Sunday, August 22, 2010

Direct Talks are a huge achievement for Israel and a public advanage for Netanyahu

An official Likud statement released by the head of the party’s reaction team, MK Ophir Akunis, called the American announcement on talks without preconditions a huge achievement for Israel.

“It took a year and a half to persuade the international community and the Palestinians that direct dialogue is the only way to try to reach a solution to the conflict,” Akunis said. “This is further proof that when you stand up for your principles and do not give in, you can attain diplomatic achievements.”

Speaking behind closed doors, Netanyahu said the success of the talks will hinge on understandings between the leaders. "I will want to reach agreed principles with the Palestinian leadership and there will be no need for many teams [of negotiators] and hundreds of meetings .... If I get the security that will ensure that no missiles will fall on Tel Aviv, it will be possible to move quickly toward a comprehensive arrangement," he was quoted as saying.

Government Services Minister Michael Eitan also welcomed the start of talks. In a letter he sent to 1,300 Likud activists over the weekend, he came out in favor of continuing the construction freeze in Judea and Samaria, except in the settlement blocs and the Jewish community of Hebron.
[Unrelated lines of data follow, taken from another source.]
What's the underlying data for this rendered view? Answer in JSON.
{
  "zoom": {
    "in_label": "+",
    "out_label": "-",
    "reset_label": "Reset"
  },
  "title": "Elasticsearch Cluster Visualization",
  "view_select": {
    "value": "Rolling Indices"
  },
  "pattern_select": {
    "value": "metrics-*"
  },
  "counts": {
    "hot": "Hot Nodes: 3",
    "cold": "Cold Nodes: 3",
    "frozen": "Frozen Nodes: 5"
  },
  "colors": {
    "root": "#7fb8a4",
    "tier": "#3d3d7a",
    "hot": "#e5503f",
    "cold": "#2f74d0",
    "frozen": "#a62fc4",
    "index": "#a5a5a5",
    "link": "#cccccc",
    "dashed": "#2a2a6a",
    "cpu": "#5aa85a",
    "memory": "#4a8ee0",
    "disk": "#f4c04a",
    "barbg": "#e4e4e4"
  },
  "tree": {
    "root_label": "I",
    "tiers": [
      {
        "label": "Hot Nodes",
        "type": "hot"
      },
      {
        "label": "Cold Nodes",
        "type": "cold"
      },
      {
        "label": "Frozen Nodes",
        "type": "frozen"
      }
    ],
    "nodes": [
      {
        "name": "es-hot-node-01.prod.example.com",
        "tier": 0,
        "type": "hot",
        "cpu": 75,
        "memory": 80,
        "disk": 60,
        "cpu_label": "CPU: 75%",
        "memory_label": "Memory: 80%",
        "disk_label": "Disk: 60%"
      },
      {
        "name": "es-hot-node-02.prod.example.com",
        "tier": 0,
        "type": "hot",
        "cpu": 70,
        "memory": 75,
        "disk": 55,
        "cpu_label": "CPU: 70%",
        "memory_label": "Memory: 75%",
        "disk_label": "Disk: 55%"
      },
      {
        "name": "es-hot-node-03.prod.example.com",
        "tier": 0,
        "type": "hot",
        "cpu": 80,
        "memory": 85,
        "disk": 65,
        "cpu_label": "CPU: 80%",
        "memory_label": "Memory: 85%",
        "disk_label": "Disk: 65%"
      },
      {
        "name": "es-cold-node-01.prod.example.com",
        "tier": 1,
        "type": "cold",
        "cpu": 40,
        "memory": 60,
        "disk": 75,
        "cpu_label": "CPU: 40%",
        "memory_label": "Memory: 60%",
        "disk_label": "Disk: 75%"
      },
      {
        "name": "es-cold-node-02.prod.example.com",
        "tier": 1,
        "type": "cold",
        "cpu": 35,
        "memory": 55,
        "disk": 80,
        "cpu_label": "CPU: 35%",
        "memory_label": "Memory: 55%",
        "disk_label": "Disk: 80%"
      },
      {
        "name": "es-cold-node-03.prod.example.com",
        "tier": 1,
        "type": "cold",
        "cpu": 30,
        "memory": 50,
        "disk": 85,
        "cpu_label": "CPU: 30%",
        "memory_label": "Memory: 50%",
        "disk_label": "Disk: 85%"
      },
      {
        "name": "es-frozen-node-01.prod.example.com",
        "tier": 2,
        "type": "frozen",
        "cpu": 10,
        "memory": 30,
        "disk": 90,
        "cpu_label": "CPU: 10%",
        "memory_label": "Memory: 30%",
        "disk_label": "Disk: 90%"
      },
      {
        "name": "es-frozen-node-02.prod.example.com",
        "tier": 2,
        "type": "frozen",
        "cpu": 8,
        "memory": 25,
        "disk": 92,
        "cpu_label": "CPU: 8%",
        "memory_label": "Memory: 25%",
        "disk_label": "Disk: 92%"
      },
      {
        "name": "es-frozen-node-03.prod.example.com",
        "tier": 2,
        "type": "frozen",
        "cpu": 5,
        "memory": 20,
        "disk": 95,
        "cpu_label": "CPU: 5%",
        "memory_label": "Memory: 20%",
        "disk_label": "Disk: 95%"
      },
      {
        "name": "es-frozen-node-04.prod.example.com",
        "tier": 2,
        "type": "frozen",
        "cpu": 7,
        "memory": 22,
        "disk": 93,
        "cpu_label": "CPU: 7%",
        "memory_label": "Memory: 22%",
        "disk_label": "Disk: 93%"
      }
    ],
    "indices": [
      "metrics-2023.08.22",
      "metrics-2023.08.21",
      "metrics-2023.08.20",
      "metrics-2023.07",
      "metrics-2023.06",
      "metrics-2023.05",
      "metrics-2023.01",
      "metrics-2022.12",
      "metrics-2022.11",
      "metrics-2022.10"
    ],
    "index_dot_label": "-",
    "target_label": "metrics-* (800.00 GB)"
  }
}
Eitan said Israel should already begin evacuating settlers from areas destined to be given to the Palestinians and that IDF soldiers should temporarily live in the homes. He said that in the talks with the Palestinians, Netanyahu should seek an arrangement that would allow some West Bank Jews to remain in their homes in a Palestinian state.

Aluf Benn writes in Haaretz: Prime Minister Benjamin Netanyahu is embarking on direct negotiations for a final status agreement with the Palestinians from a better position than his predecessors, Ehud Olmert and Ehud Barak, who were in touching distance of an agreement but encountered Palestinian rejection.

Netanyahu is popular among the public and enjoys unrivaled political strength, unlike Barak, whose coalition broke apart prior to his departure for the Camp David summit. Olmert lost his public backing as a result of the Second Lebanon War.

Any agreement Netanyahu would arrive at would be met with overwhelming public support. Beyond that, the prime minister has another advantage: Expectations for the renewed negotiations are negligible. The small number of people actually interested in the peace process think Netanyahu is bluffing.

Such public apathy is convenient for a politician who wants to turn his back on prior positions without incurring any condemnation, criticism or coalition turmoil. It's what Netanyahu needs to prepare the general Israeli public, the forum of seven inner cabinet ministers and the international community for a change in his approach to managing the conflict.